*To make dashi, you will need 1 or 2 large sheets of kombu. Try to find ones that are the closest to black in colour and have a fine white powder on them. Using a damp cloth, give the kombu a gentle wipe and then let it soak in about 3 cups of water for 1 hour. If you are short on time, put your water and kombu in a saucepan and start to simmer gently. As soon as the water starts to boil, remove the kombu. You can also buy instant kombu dashi which comes in little paper sachets usually, but be careful of added fishy ingredients if you want to use that!

Toppings
Nori flakes (or 1 sheet, toasted and cut or pulverised into fine strips)
Vegan mayonnaise
Vegan okonomiyaki/tonkatsu sauce (Bulldog brand tonkatsu sauce is vegan)
OR brown sauce (if you live in the UK, you know what I mean)
OR you can make the sauce from The Asian Vegan Kitchen for which you will need:
1/2 cup of dashi
1/2 teaspoon potato starch
4 tablespoons tomato ketchup
1/2 teaspoon karashi mustard
2 tablespoons shoyu
1/2 teaspoon each of grated garlic and ginger
2 tablespoons castor sugar
1 tablespoon rice vinegar
1 tablespoon mirin
Combine all the ingredients in a small saucepan and bring to a boil. Simmer for 3-4 minutes or until the sauce has thickened.

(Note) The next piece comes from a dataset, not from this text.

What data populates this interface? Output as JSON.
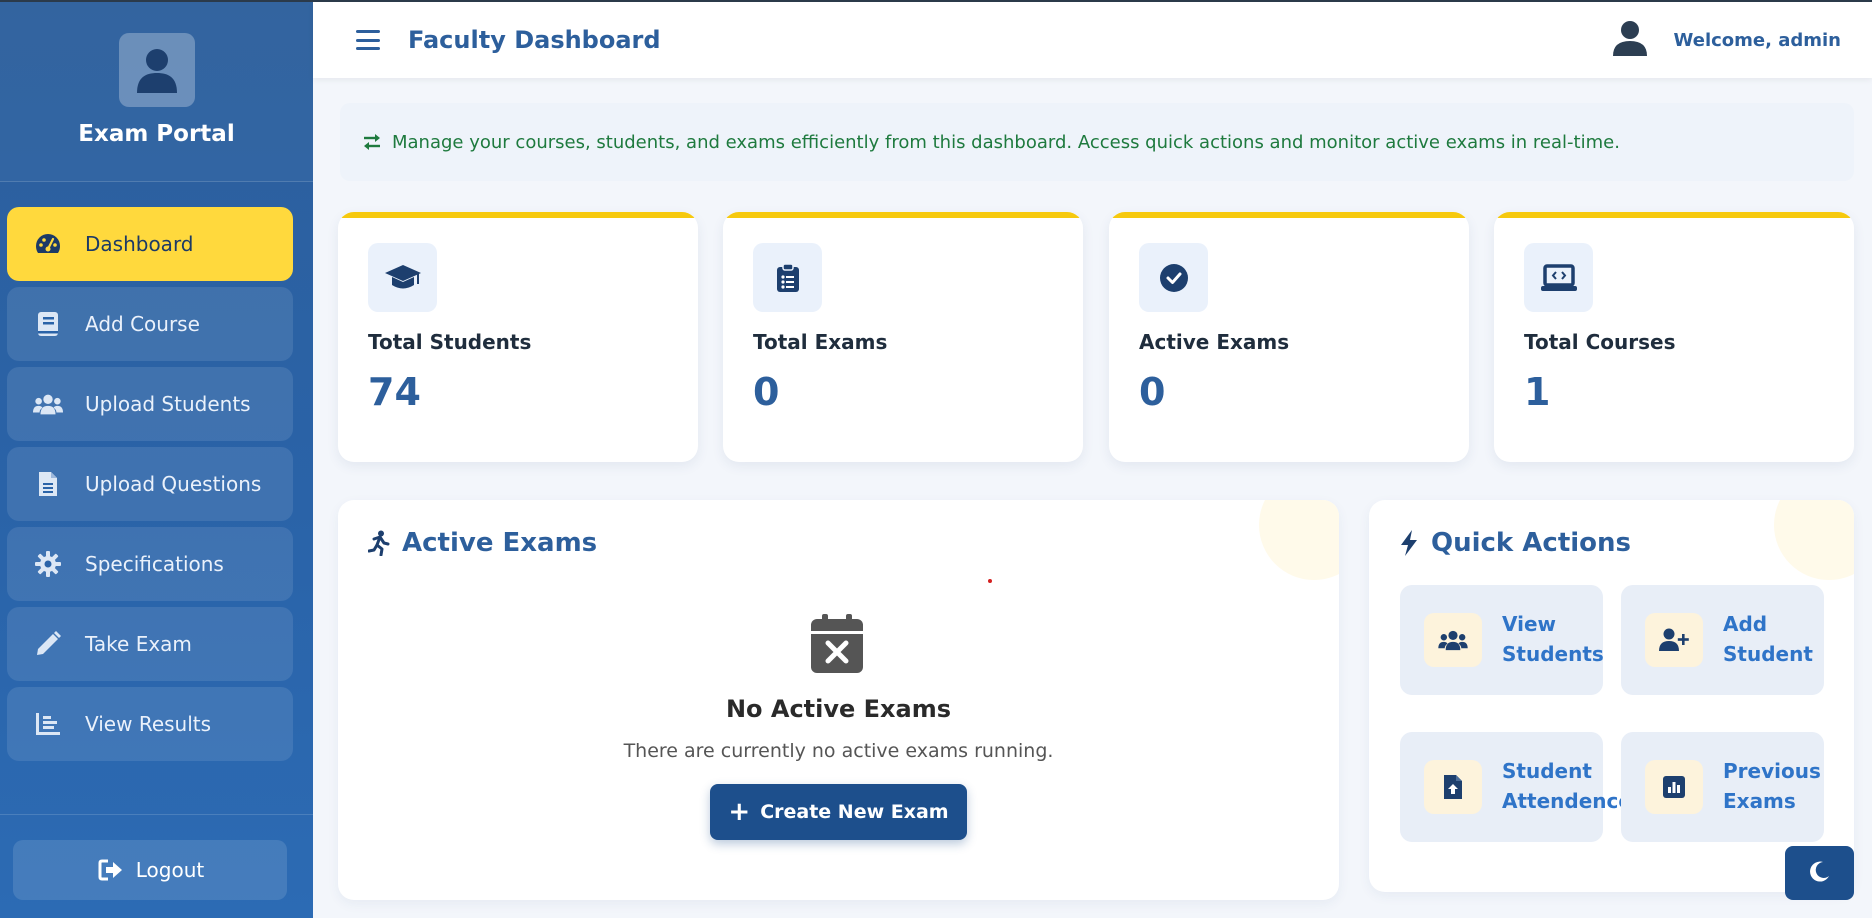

The Fun Part:
1. Sift the flour and baking powder into a large bowl. In a seperate bowl, combine your wet ingredients (dashi, mirin, miso, sake) and mix together to dissolve the miso. Add the wet ingredients to your dry ones and mix together trying not to make it all clumpy. Stir in your shredded cabbage and beni shoga (if using). If you want to make more than one kind of okonomi, then separate your mixture now before you add the fillings (this mixture should make about 4 pancakes btw). Stir in your fillings and season with salt and pepper. Make sure you've mixed thoroughly so as to coat all the veggies in the batter.
2. Heat a little vegetable oil in a large frying pan over medium heat. Put in 1/4 of the batter and spread out to make a thick pancake. Cook for about 4 minutes, then drizzle a little more oil down the sides of the pan. Flip the pancake over and cook for about another 4 minutes. (If your pancake is very thick, you may need to cook for a little longer on each side to ensure that it's not just floury and raw on the inside). Repeat until you've used up all the batter.
3. Brush about a tablespoon of sauce over each okonomiyaki (it's the best bit so keep the remainder handy so you add more). Do the same for the mayonnaise, using as much as you like. Sprinkle the nori flakes artfully on top. Eat!

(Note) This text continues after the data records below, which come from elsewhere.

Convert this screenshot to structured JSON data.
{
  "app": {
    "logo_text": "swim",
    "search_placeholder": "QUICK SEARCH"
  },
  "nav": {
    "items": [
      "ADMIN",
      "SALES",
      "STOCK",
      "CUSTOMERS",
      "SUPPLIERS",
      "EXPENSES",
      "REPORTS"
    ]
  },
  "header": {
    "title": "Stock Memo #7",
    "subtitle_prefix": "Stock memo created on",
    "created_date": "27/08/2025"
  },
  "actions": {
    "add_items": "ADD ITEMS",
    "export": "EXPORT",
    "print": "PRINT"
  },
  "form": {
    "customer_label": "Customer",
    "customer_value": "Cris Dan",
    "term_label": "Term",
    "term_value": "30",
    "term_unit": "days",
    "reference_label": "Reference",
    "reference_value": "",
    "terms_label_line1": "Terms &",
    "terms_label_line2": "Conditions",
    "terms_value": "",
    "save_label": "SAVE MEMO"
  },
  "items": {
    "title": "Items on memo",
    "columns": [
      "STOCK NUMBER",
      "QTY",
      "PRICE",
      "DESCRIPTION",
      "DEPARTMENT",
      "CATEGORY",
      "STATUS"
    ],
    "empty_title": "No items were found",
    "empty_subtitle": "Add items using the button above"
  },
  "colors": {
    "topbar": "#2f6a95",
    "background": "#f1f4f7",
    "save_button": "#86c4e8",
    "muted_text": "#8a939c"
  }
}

N.B. I didn't use sake when I made this, and I don't think it really made any difference. Don't stress out to much if you don't have sake and mirin. If you don't really cook Japanese food, then it's not neccessary to run out and buy them just for this, IMO. Most okonomiyaki restaurants don't use dashi, mirin, miso or sake. However, they do use eggs of course so you'll need something to replace that as a binding agent. The traditional recipe uses grated naga-imo (a long, hairy yam type thing) or yama-imo (a long, smooth yam type thing) which makes a big sticky mess and holds the batter together. If you can find one of them in your grocery store, give it a try!

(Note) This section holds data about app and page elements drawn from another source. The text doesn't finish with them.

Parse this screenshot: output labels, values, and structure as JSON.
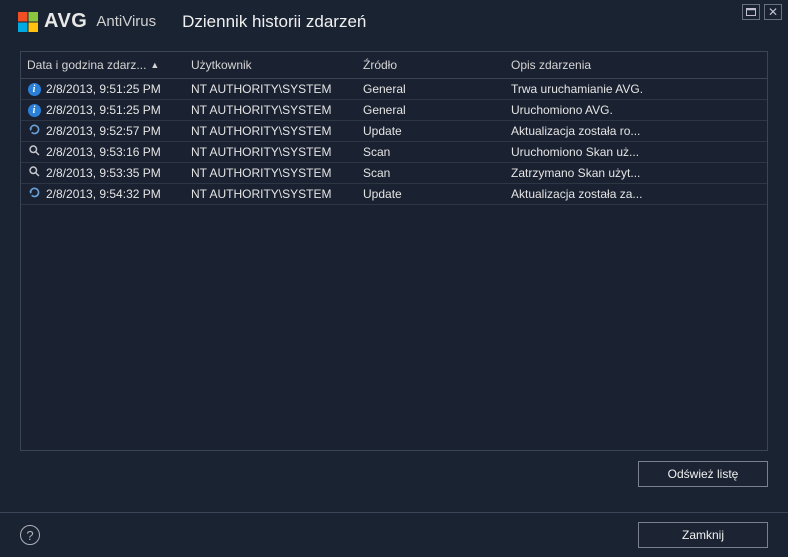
{
  "brand": {
    "name": "AVG",
    "suffix": "AntiVirus"
  },
  "window_title": "Dziennik historii zdarzeń",
  "columns": {
    "date": "Data i godzina zdarz...",
    "user": "Użytkownik",
    "source": "Źródło",
    "desc": "Opis zdarzenia"
  },
  "rows": [
    {
      "icon": "info",
      "date": "2/8/2013, 9:51:25 PM",
      "user": "NT AUTHORITY\\SYSTEM",
      "source": "General",
      "desc": "Trwa uruchamianie AVG."
    },
    {
      "icon": "info",
      "date": "2/8/2013, 9:51:25 PM",
      "user": "NT AUTHORITY\\SYSTEM",
      "source": "General",
      "desc": "Uruchomiono AVG."
    },
    {
      "icon": "refresh",
      "date": "2/8/2013, 9:52:57 PM",
      "user": "NT AUTHORITY\\SYSTEM",
      "source": "Update",
      "desc": "Aktualizacja została ro..."
    },
    {
      "icon": "search",
      "date": "2/8/2013, 9:53:16 PM",
      "user": "NT AUTHORITY\\SYSTEM",
      "source": "Scan",
      "desc": "Uruchomiono Skan uż..."
    },
    {
      "icon": "search",
      "date": "2/8/2013, 9:53:35 PM",
      "user": "NT AUTHORITY\\SYSTEM",
      "source": "Scan",
      "desc": "Zatrzymano Skan użyt..."
    },
    {
      "icon": "refresh",
      "date": "2/8/2013, 9:54:32 PM",
      "user": "NT AUTHORITY\\SYSTEM",
      "source": "Update",
      "desc": "Aktualizacja została za..."
    }
  ],
  "buttons": {
    "refresh_list": "Odśwież listę",
    "close": "Zamknij"
  }
}
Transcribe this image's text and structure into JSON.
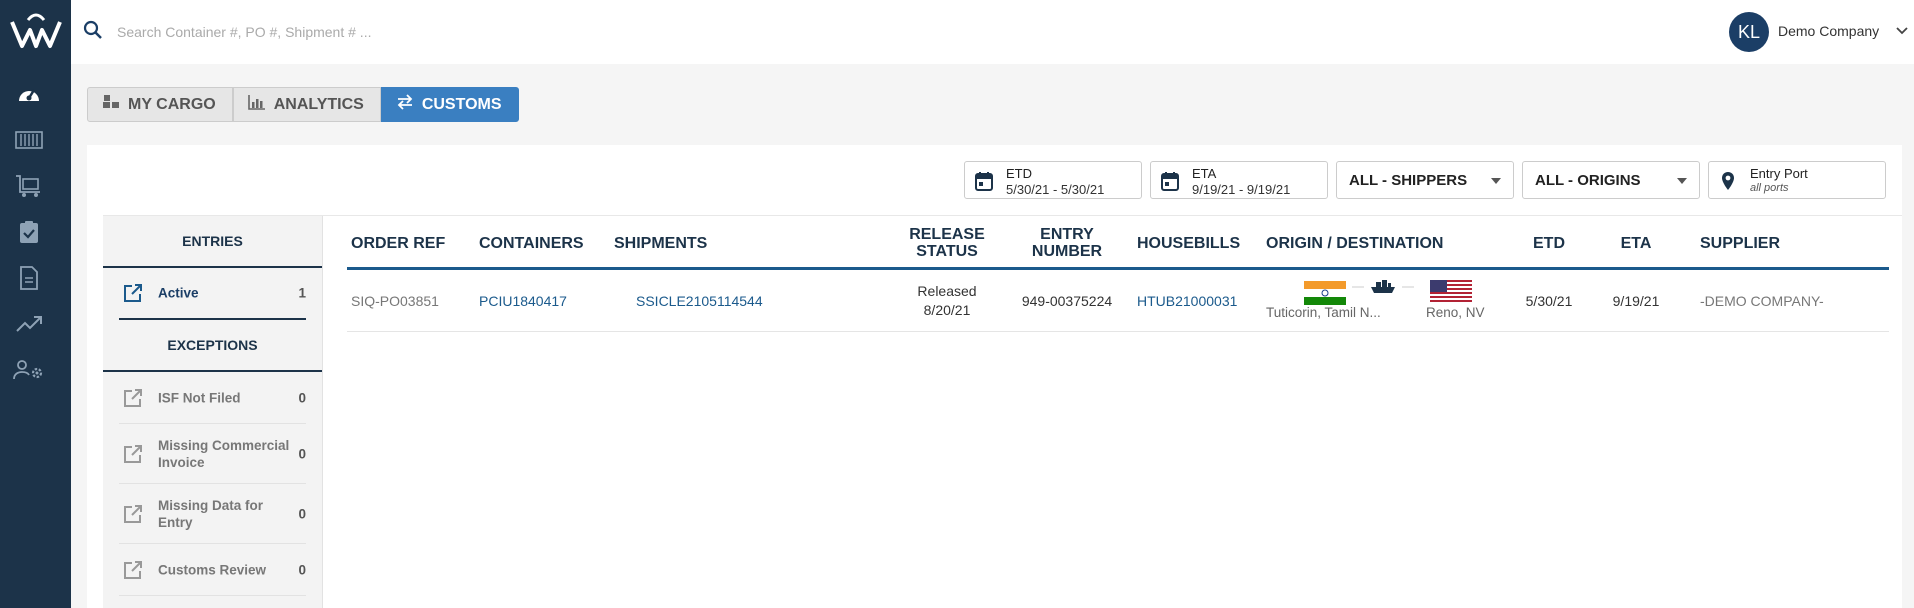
{
  "topbar": {
    "search_placeholder": "Search Container #, PO #, Shipment # ...",
    "avatar_initials": "KL",
    "company": "Demo Company"
  },
  "sidebar_rail": {
    "icons": [
      "dashboard-icon",
      "container-icon",
      "cart-icon",
      "clipboard-check-icon",
      "document-icon",
      "trend-icon",
      "users-settings-icon"
    ]
  },
  "tabs": [
    {
      "label": "MY CARGO",
      "icon": "pallet-icon",
      "active": false
    },
    {
      "label": "ANALYTICS",
      "icon": "bar-chart-icon",
      "active": false
    },
    {
      "label": "CUSTOMS",
      "icon": "exchange-icon",
      "active": true
    }
  ],
  "filters": {
    "etd": {
      "label": "ETD",
      "value": "5/30/21 - 5/30/21"
    },
    "eta": {
      "label": "ETA",
      "value": "9/19/21 - 9/19/21"
    },
    "shippers": "ALL - SHIPPERS",
    "origins": "ALL - ORIGINS",
    "entry_port": {
      "label": "Entry Port",
      "value": "all ports"
    }
  },
  "side": {
    "entries_header": "ENTRIES",
    "entries": [
      {
        "label": "Active",
        "count": "1"
      }
    ],
    "exceptions_header": "EXCEPTIONS",
    "exceptions": [
      {
        "label": "ISF Not Filed",
        "count": "0"
      },
      {
        "label": "Missing Commercial Invoice",
        "count": "0"
      },
      {
        "label": "Missing Data for Entry",
        "count": "0"
      },
      {
        "label": "Customs Review",
        "count": "0"
      }
    ]
  },
  "table": {
    "headers": {
      "order_ref": "ORDER REF",
      "containers": "CONTAINERS",
      "shipments": "SHIPMENTS",
      "release_status_1": "RELEASE",
      "release_status_2": "STATUS",
      "entry_number_1": "ENTRY",
      "entry_number_2": "NUMBER",
      "housebills": "HOUSEBILLS",
      "origin_destination": "ORIGIN / DESTINATION",
      "etd": "ETD",
      "eta": "ETA",
      "supplier": "SUPPLIER"
    },
    "rows": [
      {
        "order_ref": "SIQ-PO03851",
        "container": "PCIU1840417",
        "shipment": "SSICLE2105114544",
        "release_status": "Released",
        "release_date": "8/20/21",
        "entry_number": "949-00375224",
        "housebill": "HTUB21000031",
        "origin": "Tuticorin, Tamil N...",
        "destination": "Reno, NV",
        "etd": "5/30/21",
        "eta": "9/19/21",
        "supplier": "-DEMO COMPANY-"
      }
    ]
  },
  "colors": {
    "rail": "#1c3349",
    "accent": "#3a7fc1",
    "link": "#1b5a8c",
    "avatar": "#1b3e66"
  }
}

-- Sarah

6 comments:

linas said...

mmmm... looking forward to see the recipe :-)

John Plummer said...

Post the recipe!!!

John Plummer said...

Yeah! I want to try this!

herbivore said...

Fun! I want to try it with vegan mayo :)

Heather said...

i'm in the middle of making this and it's not really batter-like, it's come out more like a dough... i've double-checked the ingredients so idk...i'll let you know how it turns out!

Peggy the Veggie said...

Ohh, I totally want to try making this! My friend had a non-vegan version the other day and I was quite intrigued.